- **What the task asks**
Repeat each entry in full, exactly.

- **Supplied records**

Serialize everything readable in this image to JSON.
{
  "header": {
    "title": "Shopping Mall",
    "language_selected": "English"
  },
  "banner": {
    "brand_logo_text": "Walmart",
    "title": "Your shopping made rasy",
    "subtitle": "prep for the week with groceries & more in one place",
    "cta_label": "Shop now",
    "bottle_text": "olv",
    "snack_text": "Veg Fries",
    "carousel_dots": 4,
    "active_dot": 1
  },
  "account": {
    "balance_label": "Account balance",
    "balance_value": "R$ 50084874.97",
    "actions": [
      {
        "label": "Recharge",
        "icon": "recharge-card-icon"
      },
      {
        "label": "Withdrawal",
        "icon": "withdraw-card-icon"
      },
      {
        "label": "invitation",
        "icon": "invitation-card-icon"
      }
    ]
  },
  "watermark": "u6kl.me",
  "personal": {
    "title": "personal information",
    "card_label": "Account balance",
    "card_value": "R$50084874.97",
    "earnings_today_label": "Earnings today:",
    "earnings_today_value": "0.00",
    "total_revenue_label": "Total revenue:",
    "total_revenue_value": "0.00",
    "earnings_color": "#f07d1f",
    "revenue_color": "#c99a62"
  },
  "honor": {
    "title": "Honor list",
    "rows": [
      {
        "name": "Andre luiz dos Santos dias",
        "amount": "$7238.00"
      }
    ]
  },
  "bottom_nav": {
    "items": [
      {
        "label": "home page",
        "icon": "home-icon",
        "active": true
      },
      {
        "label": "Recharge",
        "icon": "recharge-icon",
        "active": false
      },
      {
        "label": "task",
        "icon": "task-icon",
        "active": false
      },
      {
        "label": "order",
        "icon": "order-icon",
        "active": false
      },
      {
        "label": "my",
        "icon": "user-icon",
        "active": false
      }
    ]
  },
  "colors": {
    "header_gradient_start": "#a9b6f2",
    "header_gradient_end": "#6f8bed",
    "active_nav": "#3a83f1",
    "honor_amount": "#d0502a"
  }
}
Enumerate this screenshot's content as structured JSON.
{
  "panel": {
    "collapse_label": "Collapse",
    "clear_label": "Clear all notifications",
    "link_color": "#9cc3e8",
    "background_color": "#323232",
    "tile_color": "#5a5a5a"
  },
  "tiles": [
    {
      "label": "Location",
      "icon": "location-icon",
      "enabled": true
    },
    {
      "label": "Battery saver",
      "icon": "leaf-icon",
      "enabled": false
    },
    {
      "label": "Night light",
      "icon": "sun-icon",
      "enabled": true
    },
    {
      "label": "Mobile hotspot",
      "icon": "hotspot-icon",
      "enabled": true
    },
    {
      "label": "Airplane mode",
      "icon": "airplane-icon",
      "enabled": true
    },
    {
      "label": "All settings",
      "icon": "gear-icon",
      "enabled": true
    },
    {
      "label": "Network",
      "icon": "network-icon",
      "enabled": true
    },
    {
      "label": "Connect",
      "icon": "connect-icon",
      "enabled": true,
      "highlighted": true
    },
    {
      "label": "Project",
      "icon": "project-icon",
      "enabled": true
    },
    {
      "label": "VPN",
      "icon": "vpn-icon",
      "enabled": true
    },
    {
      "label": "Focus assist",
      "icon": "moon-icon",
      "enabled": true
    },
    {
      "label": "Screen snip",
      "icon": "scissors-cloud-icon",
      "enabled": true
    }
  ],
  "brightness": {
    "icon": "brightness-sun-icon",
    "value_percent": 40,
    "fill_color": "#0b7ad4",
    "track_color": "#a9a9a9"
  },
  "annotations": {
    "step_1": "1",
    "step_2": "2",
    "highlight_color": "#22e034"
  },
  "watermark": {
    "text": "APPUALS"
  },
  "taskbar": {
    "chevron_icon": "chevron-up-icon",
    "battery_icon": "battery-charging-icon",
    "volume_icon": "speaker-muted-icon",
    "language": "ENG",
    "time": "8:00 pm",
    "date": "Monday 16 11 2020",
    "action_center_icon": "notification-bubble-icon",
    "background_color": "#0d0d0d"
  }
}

- **Response to the task**
Serialize everything readable in this image to JSON.
{
  "header": {
    "title": "Shopping Mall",
    "language_selected": "English"
  },
  "banner": {
    "brand_logo_text": "Walmart",
    "title": "Your shopping made rasy",
    "subtitle": "prep for the week with groceries & more in one place",
    "cta_label": "Shop now",
    "bottle_text": "olv",
    "snack_text": "Veg Fries",
    "carousel_dots": 4,
    "active_dot": 1
  },
  "account": {
    "balance_label": "Account balance",
    "balance_value": "R$ 50084874.97",
    "actions": [
      {
        "label": "Recharge",
        "icon": "recharge-card-icon"
      },
      {
        "label": "Withdrawal",
        "icon": "withdraw-card-icon"
      },
      {
        "label": "invitation",
        "icon": "invitation-card-icon"
      }
    ]
  },
  "watermark": "u6kl.me",
  "personal": {
    "title": "personal information",
    "card_label": "Account balance",
    "card_value": "R$50084874.97",
    "earnings_today_label": "Earnings today:",
    "earnings_today_value": "0.00",
    "total_revenue_label": "Total revenue:",
    "total_revenue_value": "0.00",
    "earnings_color": "#f07d1f",
    "revenue_color": "#c99a62"
  },
  "honor": {
    "title": "Honor list",
    "rows": [
      {
        "name": "Andre luiz dos Santos dias",
        "amount": "$7238.00"
      }
    ]
  },
  "bottom_nav": {
    "items": [
      {
        "label": "home page",
        "icon": "home-icon",
        "active": true
      },
      {
        "label": "Recharge",
        "icon": "recharge-icon",
        "active": false
      },
      {
        "label": "task",
        "icon": "task-icon",
        "active": false
      },
      {
        "label": "order",
        "icon": "order-icon",
        "active": false
      },
      {
        "label": "my",
        "icon": "user-icon",
        "active": false
      }
    ]
  },
  "colors": {
    "header_gradient_start": "#a9b6f2",
    "header_gradient_end": "#6f8bed",
    "active_nav": "#3a83f1",
    "honor_amount": "#d0502a"
  }
}
Enumerate this screenshot's content as structured JSON.
{
  "panel": {
    "collapse_label": "Collapse",
    "clear_label": "Clear all notifications",
    "link_color": "#9cc3e8",
    "background_color": "#323232",
    "tile_color": "#5a5a5a"
  },
  "tiles": [
    {
      "label": "Location",
      "icon": "location-icon",
      "enabled": true
    },
    {
      "label": "Battery saver",
      "icon": "leaf-icon",
      "enabled": false
    },
    {
      "label": "Night light",
      "icon": "sun-icon",
      "enabled": true
    },
    {
      "label": "Mobile hotspot",
      "icon": "hotspot-icon",
      "enabled": true
    },
    {
      "label": "Airplane mode",
      "icon": "airplane-icon",
      "enabled": true
    },
    {
      "label": "All settings",
      "icon": "gear-icon",
      "enabled": true
    },
    {
      "label": "Network",
      "icon": "network-icon",
      "enabled": true
    },
    {
      "label": "Connect",
      "icon": "connect-icon",
      "enabled": true,
      "highlighted": true
    },
    {
      "label": "Project",
      "icon": "project-icon",
      "enabled": true
    },
    {
      "label": "VPN",
      "icon": "vpn-icon",
      "enabled": true
    },
    {
      "label": "Focus assist",
      "icon": "moon-icon",
      "enabled": true
    },
    {
      "label": "Screen snip",
      "icon": "scissors-cloud-icon",
      "enabled": true
    }
  ],
  "brightness": {
    "icon": "brightness-sun-icon",
    "value_percent": 40,
    "fill_color": "#0b7ad4",
    "track_color": "#a9a9a9"
  },
  "annotations": {
    "step_1": "1",
    "step_2": "2",
    "highlight_color": "#22e034"
  },
  "watermark": {
    "text": "APPUALS"
  },
  "taskbar": {
    "chevron_icon": "chevron-up-icon",
    "battery_icon": "battery-charging-icon",
    "volume_icon": "speaker-muted-icon",
    "language": "ENG",
    "time": "8:00 pm",
    "date": "Monday 16 11 2020",
    "action_center_icon": "notification-bubble-icon",
    "background_color": "#0d0d0d"
  }
}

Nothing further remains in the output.